Workplace safety and security are the main priorities of any construction project. Nearly every construction site requires the set up of a temporary screening fence with a security lock to protect against unauthorized access and entry into the area. Depending on location, surrounding land use, and planned construction site security, a lockable chain link fence and lighting should be considered. Along with the construction fence, it is important to have proper signage surround the construction site perimeter as well. The signage around and inside the site will notify the public and/or construction workers that they are entering a construction zone. It will also identify all workplace safety hazards such as falls, holes, stairways, etc. Be sure to check with your city’s code and permitting department to determine if a construction fence is required.
Our research shows a simple parking lot constructed using asphalt and providing 500 spaces will cost approximately $500,000. This equates to $5.77 per square foot. For more complex parking structures with additional features such as a gated system, multiple levels, etc., you should start with a planned budget of about $81 per sq ft. Our initial temporary parking lot (for 150 cars) will cost approximately $95,000 and will reduce the total cost of part of our asphalt parking lot because we’ll be able to build it directly over the temporary parking lot. We’ll update these numbers with our own data as we construct our parking lot as part of the Highest Good Housing component.
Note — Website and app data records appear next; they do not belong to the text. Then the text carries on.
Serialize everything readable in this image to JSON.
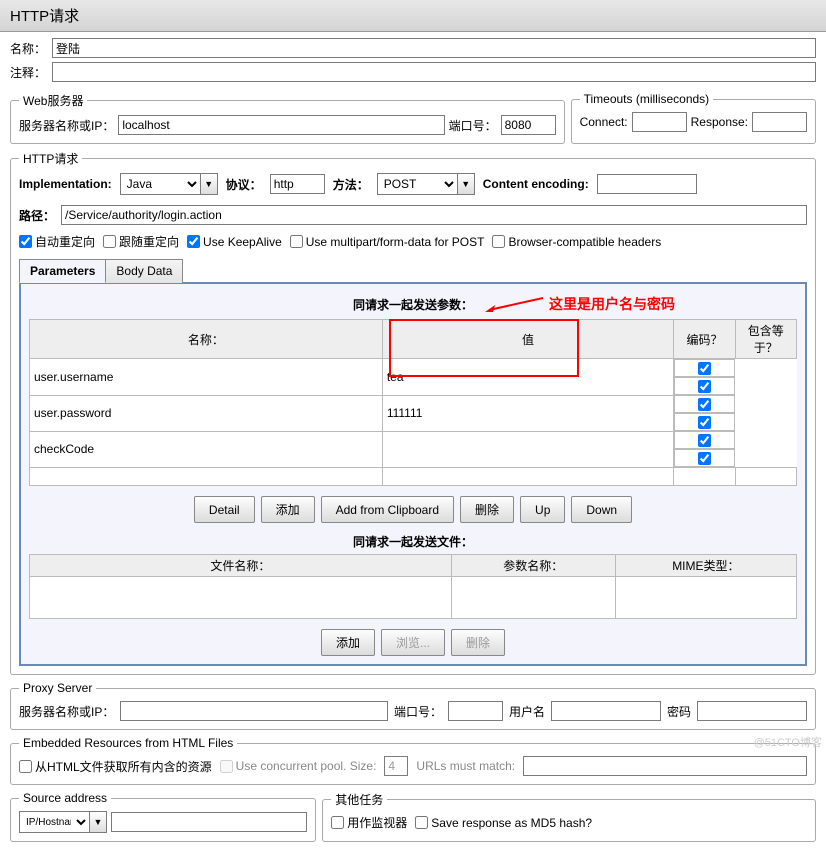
{
  "title": "HTTP请求",
  "basic": {
    "name_label": "名称：",
    "name_value": "登陆",
    "comment_label": "注释：",
    "comment_value": ""
  },
  "web_server": {
    "legend": "Web服务器",
    "host_label": "服务器名称或IP：",
    "host_value": "localhost",
    "port_label": "端口号：",
    "port_value": "8080"
  },
  "timeouts": {
    "legend": "Timeouts (milliseconds)",
    "connect_label": "Connect:",
    "connect_value": "",
    "response_label": "Response:",
    "response_value": ""
  },
  "http": {
    "legend": "HTTP请求",
    "impl_label": "Implementation:",
    "impl_value": "Java",
    "protocol_label": "协议：",
    "protocol_value": "http",
    "method_label": "方法：",
    "method_value": "POST",
    "encoding_label": "Content encoding:",
    "encoding_value": "",
    "path_label": "路径：",
    "path_value": "/Service/authority/login.action",
    "checks": {
      "auto_redirect": "自动重定向",
      "follow_redirect": "跟随重定向",
      "keepalive": "Use KeepAlive",
      "multipart": "Use multipart/form-data for POST",
      "browser_compat": "Browser-compatible headers"
    }
  },
  "tabs": {
    "parameters": "Parameters",
    "body_data": "Body Data"
  },
  "params_section": {
    "title": "同请求一起发送参数：",
    "annotation": "这里是用户名与密码",
    "headers": {
      "name": "名称：",
      "value": "值",
      "encode": "编码？",
      "include_equals": "包含等于？"
    },
    "rows": [
      {
        "name": "user.username",
        "value": "tea",
        "encode": true,
        "eq": true
      },
      {
        "name": "user.password",
        "value": "111111",
        "encode": true,
        "eq": true
      },
      {
        "name": "checkCode",
        "value": "",
        "encode": true,
        "eq": true
      }
    ],
    "buttons": {
      "detail": "Detail",
      "add": "添加",
      "clipboard": "Add from Clipboard",
      "delete": "删除",
      "up": "Up",
      "down": "Down"
    }
  },
  "files_section": {
    "title": "同请求一起发送文件：",
    "headers": {
      "filename": "文件名称：",
      "param_name": "参数名称：",
      "mime": "MIME类型："
    },
    "buttons": {
      "add": "添加",
      "browse": "浏览...",
      "delete": "删除"
    }
  },
  "proxy": {
    "legend": "Proxy Server",
    "host_label": "服务器名称或IP：",
    "port_label": "端口号：",
    "user_label": "用户名",
    "pass_label": "密码"
  },
  "embedded": {
    "legend": "Embedded Resources from HTML Files",
    "retrieve": "从HTML文件获取所有内含的资源",
    "pool_label": "Use concurrent pool. Size:",
    "pool_value": "4",
    "match_label": "URLs must match:"
  },
  "source_address": {
    "legend": "Source address",
    "type": "IP/Hostname"
  },
  "other_tasks": {
    "legend": "其他任务",
    "monitor": "用作监视器",
    "md5": "Save response as MD5 hash?"
  },
  "watermark": "@51CTO博客"
}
Q: Is this guide complete?
No, we won’t consider this guide a complete and usable tutorial until we finish our own construction of this component, confirm all the details, and add to this page all the related videos, experience, and other updates from that build. In the meantime, we’re always happy to have the help of any qualified and experienced individuals with input that may make it better.
Q: Why do you consider asphalt the most sustainable choice?
Asphalt is a fossil-fuel based material and fossil fuels require a lot of energy to extract and cause significant environmental destruction. Unfortunately, chip seal roads and parking lots are also fossil-fuel based and gravel and decomposed granite also require a lot of energy to mine and cause significant environmental destruction too. What makes us recommend asphalt over these other options is its increased durability under heavy use and in extreme weather and the fact that it is 100% recyclable.25 This lifespan and the ability to tear it up and resurface your parking lot with the same materials it was originally constructed with make asphalt the least destructive and most sustainable option overall.
One Community will grow to a community of over 2000 permanent residents and hosting over 100,000 people annually. This includes an initial phase of development with 250 camp sites and plans for small festivals and other events open to the public. Through all of this we plan to remain a walk-in community, so all cars will be parked at the perimeter and necessary inner-community transportation will be handled by quieter, safer, and more sustainable electric vehicles.
Q: So nobody will be able to actually drive into One Community?
That is correct. People will park at the perimeter and be met by a hospitality guide in an electric vehicle. This guide will provide them a tour of the property, explanations of all the things to do and see, and transportation to their accommodations. From there movement around the property will be by walking, biking or, in the case of those who are mobility impaired, electric scooter or cart.